|large scale rescue excavations at a medieval|
site, called Perkáta, Fejér county, Hungary
(Foto: Gábor Rákóci, by permission).
The proposal package prepared by the AHA entitled ”A unified concept of development-led archaeological service” is intended to reconcile the differing interests of the two sectors. It takes into consideration the previous legislation and present practice of Hungarian archaeology defined by the law regarding cultural heritage formulated in 2001 (2001/LXIV). The main principle of the law was that all areas of archaeological interest must be completely excavated. This was also the principle that determined development-led archaeological research in Hungary during the years preceding the global economic crisis, covering many millions of square metres of archaeological sites, thus, opening up new perspectives for the archaeological profession and scholarship in Hungary. Expectations concerning the research outcome, however, were not formulated in the form of unified professional standards, and, for a variety of reasons, only a fragment of the scholarly results has been made available to the public. On the other hand, the investors’ side complained of a lack of regularization concerning the ‘time and money’ aspects of the system.
The 2011 modification of the 2001 law was intended to act in the interests of the investors’ lobby, by setting up time and cost limits of preventive archaeological excavations related to large-scale investment projects. This, however, was carried out without any consultations with experienced archaeologists, making it impossible for the archaeological profession to work in accordance with – either nationally or internationally – accepted standards.
The AHA’s proposal package offers a much more favourable framework for each of the participants by protecting the archaeological heritage in Hungary according to a model approved by the profession, and facilitating the planning process of developments with respect to the issues of time and costs.
According to the proposal, the whole range of development-lead archaeological tasks needs to be standardized on a national level – something heretofore unparalleled in Hungary.
- A new form of Preventive Heritage Risk Assessment is one of the crucial elements in the AHA’s proposal.
- As opposed to previous practice in Hungary, heretofore based on the results of a set of preliminary research steps, developers would have the opportunity of avoiding previously identified archaeological sites. These results would also serve as the basis of calculating the time and cost requirements of preventive excavations as well.
- It is necessary to define the actual tasks and performance of clearly defined actors responsible for various phases in archaeological heritage protection work. These include preliminary archaeological documentation, trial excavation, preventive excavation, monitoring, covering the sites, processing the documentation and assemblages as well as assuring the social utility of the result.
- The AHA aims to lay down foundations for transparent and standardized pricing, geared as well to the actual tasks and performance of the actors.
- In addition, according to the proposal, activities related to quality assurance would be built into the system allowing the archaeological side to guarantee that tasks are carried out everywhere at the same levels of professional quality and within the same time limits.

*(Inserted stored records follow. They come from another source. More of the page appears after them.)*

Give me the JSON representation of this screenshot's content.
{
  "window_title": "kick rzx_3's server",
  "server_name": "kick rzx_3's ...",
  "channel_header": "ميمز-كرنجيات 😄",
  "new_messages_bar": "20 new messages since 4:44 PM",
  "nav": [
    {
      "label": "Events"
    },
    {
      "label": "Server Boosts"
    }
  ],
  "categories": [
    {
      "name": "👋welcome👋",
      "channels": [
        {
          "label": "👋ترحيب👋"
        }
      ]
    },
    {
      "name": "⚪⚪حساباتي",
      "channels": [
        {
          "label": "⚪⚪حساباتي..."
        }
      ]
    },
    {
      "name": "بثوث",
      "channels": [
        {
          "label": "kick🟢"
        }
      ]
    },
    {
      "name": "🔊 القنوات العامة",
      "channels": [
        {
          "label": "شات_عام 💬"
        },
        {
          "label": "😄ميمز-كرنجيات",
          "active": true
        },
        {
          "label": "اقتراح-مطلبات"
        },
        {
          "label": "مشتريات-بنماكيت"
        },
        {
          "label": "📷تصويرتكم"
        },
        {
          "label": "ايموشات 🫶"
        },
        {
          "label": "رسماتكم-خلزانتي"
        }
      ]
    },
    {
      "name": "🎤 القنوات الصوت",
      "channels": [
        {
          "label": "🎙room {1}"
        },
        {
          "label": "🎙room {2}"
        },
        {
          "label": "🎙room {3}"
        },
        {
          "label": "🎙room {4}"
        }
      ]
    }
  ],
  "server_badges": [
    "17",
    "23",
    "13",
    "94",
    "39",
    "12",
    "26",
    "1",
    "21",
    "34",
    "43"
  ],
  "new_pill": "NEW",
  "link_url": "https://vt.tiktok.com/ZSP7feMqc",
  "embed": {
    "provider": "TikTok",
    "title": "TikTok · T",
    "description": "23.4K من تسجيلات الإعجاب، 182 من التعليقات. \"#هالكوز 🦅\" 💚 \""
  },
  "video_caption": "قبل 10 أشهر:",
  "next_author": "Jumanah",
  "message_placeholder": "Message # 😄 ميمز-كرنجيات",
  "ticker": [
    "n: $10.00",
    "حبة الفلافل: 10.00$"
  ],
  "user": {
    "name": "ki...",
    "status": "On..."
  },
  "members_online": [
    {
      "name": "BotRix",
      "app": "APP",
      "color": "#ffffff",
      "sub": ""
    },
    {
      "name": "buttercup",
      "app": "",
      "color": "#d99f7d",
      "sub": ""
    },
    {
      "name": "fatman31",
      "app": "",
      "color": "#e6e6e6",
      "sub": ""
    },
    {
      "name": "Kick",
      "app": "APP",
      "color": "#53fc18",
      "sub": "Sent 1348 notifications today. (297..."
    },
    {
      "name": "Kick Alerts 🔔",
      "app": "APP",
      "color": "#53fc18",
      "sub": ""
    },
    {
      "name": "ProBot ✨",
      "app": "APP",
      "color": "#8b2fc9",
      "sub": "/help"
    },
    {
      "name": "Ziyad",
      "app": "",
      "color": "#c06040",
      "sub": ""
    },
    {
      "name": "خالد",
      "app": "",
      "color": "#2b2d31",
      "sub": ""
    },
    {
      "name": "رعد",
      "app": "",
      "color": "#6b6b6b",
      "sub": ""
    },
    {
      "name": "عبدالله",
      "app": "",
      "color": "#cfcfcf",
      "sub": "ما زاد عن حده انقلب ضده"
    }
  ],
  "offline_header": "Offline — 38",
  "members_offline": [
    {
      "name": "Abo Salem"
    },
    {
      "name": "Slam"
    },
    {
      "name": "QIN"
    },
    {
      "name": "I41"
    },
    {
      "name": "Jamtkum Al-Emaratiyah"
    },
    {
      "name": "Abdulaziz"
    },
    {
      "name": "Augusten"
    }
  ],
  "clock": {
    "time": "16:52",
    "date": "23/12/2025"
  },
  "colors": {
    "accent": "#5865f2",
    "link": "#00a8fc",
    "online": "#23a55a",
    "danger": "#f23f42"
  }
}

The proposal was supported by a number of national professional organizations – the Archaeological Committee of ICOMOS Hungarian National Committee, the Hungarian Society for Archaeology and Art History, and the Pulszky Society – the Hungarian Museum Association. It has been submitted to the Ministry of National Resources, as well as to leading investors.
Besides the formulation of the proposal, the AHA offers their professional assistance to the Ministry for preparations of future modifications to the law as well.
For further information contact:
Dr. Gábor Lassányi
Hungarian Association of Archaeologists
Internal Links to this topic at Archaeologik